The smaller children rode horses around the rapids. As we entered Purgatory rapid, they waved to us from atop a string of sturdy palominos, hundreds of feet above the river on a narrow trail, led by Patagonian gauchos sporting sheepskin chaps trimmed with heavy fur. Between the rapids, we took in the scenery, and Barber and I fished from the bow, quickly hooking a stringer of one- to six-pound trout. On each cast, I watched big fish follow my spinner back to the boat. I've fished in most of the states, including Alaska, and in most of the provinces of Canada, and in Latin America from Costa Rica to Tierra del Fuego. But I've rarely seen a waterway with consistently large trout in such abundance, where you can pull in respectable salmonids with nearly every cast for mile after mile of river.
The Fu has a pebbled bottom, clean water, rich vegetation and an alkaline pH, conditions that are ideal for trout. Atlantic salmon, chinook and other North American imports that grow upward of 60 pounds also swim in the Fu. The small bays and pockets of still water along the Fu's banks and below each rapid almost always yield trout. Using a brass spoon and a collapsible rod, I pulled them, voracious and aggressive, from their hiding places under the branches of willows and osiers and from beneath the granite walls that rise from the banks, or, by casting to the river's center. It was pure joy to watch them following the lure in the clean water.
The next day, we ran a steady succession of rapids before making camp, bracing for the grand finale. All of our white-water encounters to that point were preparation for our final day, when we faced Terminator, a highly technical Class V that is as challenging as any rapid rafted by a commercial outfitter anywhere in the world.

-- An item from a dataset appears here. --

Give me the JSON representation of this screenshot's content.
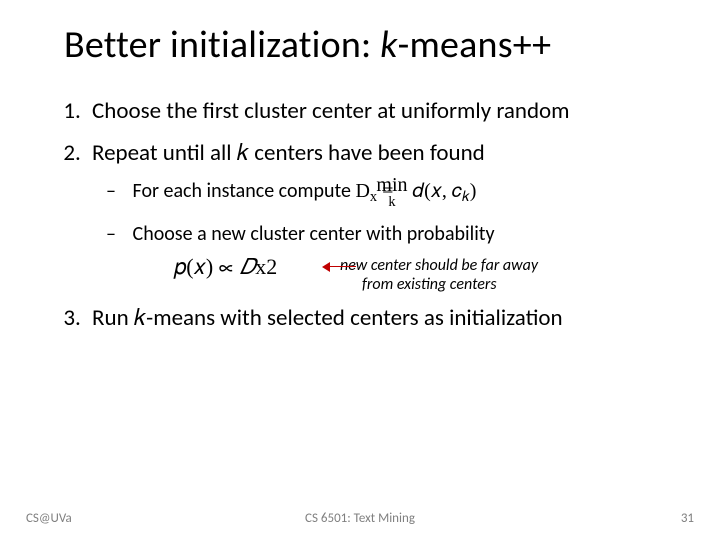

After scouting the rapid from its boulder-strewn shore, we entered on river left, driving between two offset holes — an important move, because missing that line puts you on a disastrous trajectory down the rapid's unraftable center. Then we ran a series of chutes and slides through a busy boneyard of boulders and ledges.
We drove the raft powerfully through a green slot over a pillow rock dropping 10 feet from the first major ledge, then back-paddled furiously in the ledge hole to slow the raft down and allow the bow to slide left along a diagonal wave in a typewriter move. We charged right and back-paddled off a pyramid rock, then turned hard toward the center, digging to get momentum in the current, drove the boat perfectly into the final chute and eased the raft into an eddy.
"That's Terminator," Currie said, grinning. "That's so much fun."
As we sat around a roaring campfire that night, Michael Falk told me that the expedition had been transforming for him and his family.
"We've never done anything like this before," he said. "People told us we were crazy to try Class V white water, but once we got here, we felt as comfortable and safe as we do at home."
"The children loved it, and they are already planning to come back next year."
Robert F. Kennedy Jr. is an environmental lawyer and a professor at Pace University Law School.